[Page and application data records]
----------------
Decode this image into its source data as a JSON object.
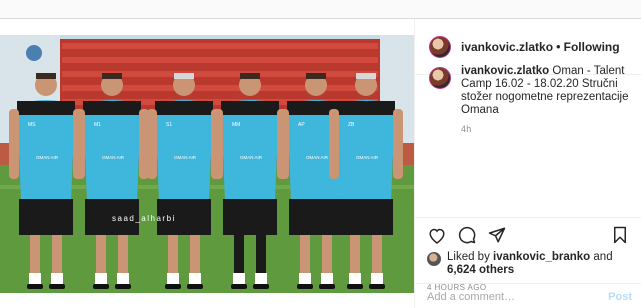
{
  "header": {
    "username": "ivankovic.zlatko",
    "separator": "•",
    "follow_status": "Following"
  },
  "photo": {
    "watermark": "saad_alharbi",
    "shirt_sponsor": "OMAN AIR",
    "player_badges": [
      "MS",
      "M1",
      "S1",
      "MM",
      "AP",
      "ZB"
    ]
  },
  "caption": {
    "username": "ivankovic.zlatko",
    "text": "Oman - Talent Camp 16.02 - 18.02.20 Stručni stožer nogometne reprezentacije Omana",
    "age": "4h"
  },
  "actions": {
    "icons": [
      "heart-icon",
      "comment-icon",
      "share-icon",
      "bookmark-icon"
    ]
  },
  "likes": {
    "prefix": "Liked by",
    "user": "ivankovic_branko",
    "connector": "and",
    "others": "6,624 others"
  },
  "posted_ago": "4 HOURS AGO",
  "comment_box": {
    "placeholder": "Add a comment…",
    "post_label": "Post"
  },
  "colors": {
    "shirt_cyan": "#3fb6dc",
    "shirt_black": "#1a1a1a",
    "post_button": "#b2dffc",
    "muted_text": "#8e8e8e"
  }
}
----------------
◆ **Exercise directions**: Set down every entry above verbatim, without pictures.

◆ **Exercise result**:
Decode this image into its source data as a JSON object.
{
  "header": {
    "username": "ivankovic.zlatko",
    "separator": "•",
    "follow_status": "Following"
  },
  "photo": {
    "watermark": "saad_alharbi",
    "shirt_sponsor": "OMAN AIR",
    "player_badges": [
      "MS",
      "M1",
      "S1",
      "MM",
      "AP",
      "ZB"
    ]
  },
  "caption": {
    "username": "ivankovic.zlatko",
    "text": "Oman - Talent Camp 16.02 - 18.02.20 Stručni stožer nogometne reprezentacije Omana",
    "age": "4h"
  },
  "actions": {
    "icons": [
      "heart-icon",
      "comment-icon",
      "share-icon",
      "bookmark-icon"
    ]
  },
  "likes": {
    "prefix": "Liked by",
    "user": "ivankovic_branko",
    "connector": "and",
    "others": "6,624 others"
  },
  "posted_ago": "4 HOURS AGO",
  "comment_box": {
    "placeholder": "Add a comment…",
    "post_label": "Post"
  },
  "colors": {
    "shirt_cyan": "#3fb6dc",
    "shirt_black": "#1a1a1a",
    "post_button": "#b2dffc",
    "muted_text": "#8e8e8e"
  }
}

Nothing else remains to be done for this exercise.